"Murder, for instance,is quite overrated, aesthetically. I am assured by persons on whose judgment I rely, and whose experience has, presumably, been wide, that the feelings of a murderer are of a quite futile character. What could be stupider than kicking to pieces, like a child, a machine you know nothing about, the variety and ingenuity of which should keep any imaginative person watching it delightedly day and night? Say we are acquainted with such a human machine; let us say, a rich uncle. A human engine is inexhaustible in its possibilities; however long and unrewarding has been our knowledge of the avuncular machine, we never know that the very moment that we lift the assassin's knife the machine is not about to grind forth some exquisite epigram which it would make life worth living to hear, or even, by some spasm of internal clockwork, produce a cheque. To kill him is clearly prosaic.

From On Cheapness (The Apostle and the Wild Ducks)

I heartily agree with this; and it is one of the main reasons I don't want to read any more Father Brown stories, after ploughing my way (almost) through the first two collections. At least Chesterton had a mercenary motive for writing them, since Father Brown was his main money-spinner, and provided much-needed funds for his other projects (such as publishing GK's Weekly).

Murder is certainly dramatic, but it could hardly be more crude. What a condemnation of the species it is, that of all the actions of the human being-- how noble in reason, how infinite in faculties, in form and moving how express and admirable!-- the one we find most enthralling is the cessation of all its powers. There is an infinite amount of things a man can get up to; a corpse never gets up to anything much; but we find the second more interesting.

Fans of the detective story-- that degraded contingent-- will reply that it is not the murder they find interesting, but the problem of how it was done, and by whom, and using which implement, and whether it was in the conservatory or the library. I'm not persuaded by this. Because if it was true, why would our whodunnit concentrate so obsessively upon homicide? Why can't we have puzzles about stolen chocolate bars and leaked examination papers?

Insofar as I enjoy any detective stories, those are the ones I enjoy. I remember Ireland's Own, the only Irish magazine I can bear to read, had a character called Miss Flanagan (who was old but a long way from losing her marples). The Miss Flanagan Investigates serial rarely dealt with stabbings and clubbings, devoting itself rather to missing bicycles and mysterious absences from home. I prefer it over Cracker any day.

In just the same way, who wouldn't agree that the best pages of a Sherlock Holmes story come before any misdeed occurs, or is anticipated?

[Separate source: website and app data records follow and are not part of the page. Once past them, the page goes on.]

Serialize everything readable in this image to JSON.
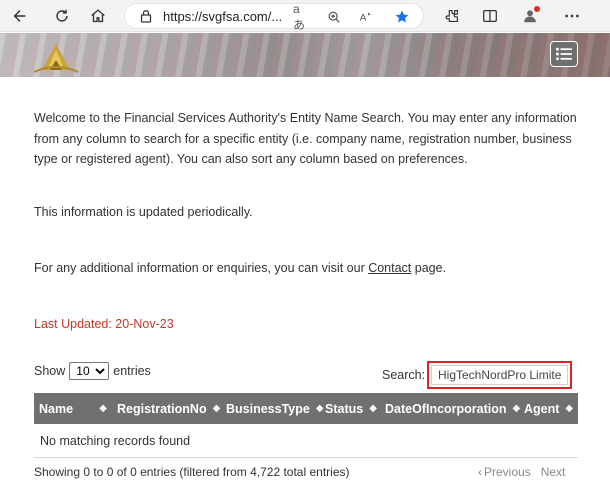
{
  "browser": {
    "url": "https://svgfsa.com/...",
    "reader_label": "aあ",
    "icons": [
      "back-arrow-icon",
      "refresh-icon",
      "home-icon",
      "lock-icon",
      "read-aloud-icon",
      "zoom-icon",
      "immersive-reader-icon",
      "favorite-star-icon",
      "extensions-icon",
      "split-screen-icon",
      "profile-icon",
      "more-icon"
    ]
  },
  "header": {
    "menu_icon": "hamburger-list-icon"
  },
  "intro": {
    "paragraph": "Welcome to the Financial Services Authority's Entity Name Search. You may enter any information from any column to search for a specific entity (i.e. company name, registration number, business type or registered agent). You can also sort any column based on preferences.",
    "periodic": "This information is updated periodically.",
    "contact_prefix": "For any additional information or enquiries, you can visit our ",
    "contact_link": "Contact",
    "contact_suffix": " page.",
    "last_updated": "Last Updated:  20-Nov-23"
  },
  "table_controls": {
    "show_label": "Show",
    "entries_label": "entries",
    "page_size": "10",
    "search_label": "Search:",
    "search_value": "HigTechNordPro Limite"
  },
  "table": {
    "columns": [
      "Name",
      "RegistrationNo",
      "BusinessType",
      "Status",
      "DateOfIncorporation",
      "Agent"
    ],
    "sort_glyph": "◆",
    "empty_message": "No matching records found",
    "info": "Showing 0 to 0 of 0 entries (filtered from 4,722 total entries)",
    "previous": "Previous",
    "next": "Next"
  },
  "colors": {
    "header_bg": "#707070",
    "accent_red": "#c0392b",
    "highlight_border": "#e02424"
  }
}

The idle conversation between Holmes and Watson, or Holmes's observation of a visitor's poorly-pressed trousers, are far more entertaining than a poisonous snake climbing down a bell-pull.

Monday, February 7, 2011

Those Comely Maidens Again

Remember a little while ago I aired the idea of an Irish conservative group blog, piquing the interest in some of you?

The project is now off the ground! The Comely Maidens blog can be found here.

So, since it's a group blog, please send contributions-- any posts will sent to irishchesterton@gmail.com will be passed on to its webmaster.

Apologies, again, to any Chestertonians who don't consider themselves conservative. Chesterton called himself a liberal (at least in the early part of us career), but liberalism has moved on so much since his day, it's hard to believe he could have any sympathy with the term as it used today...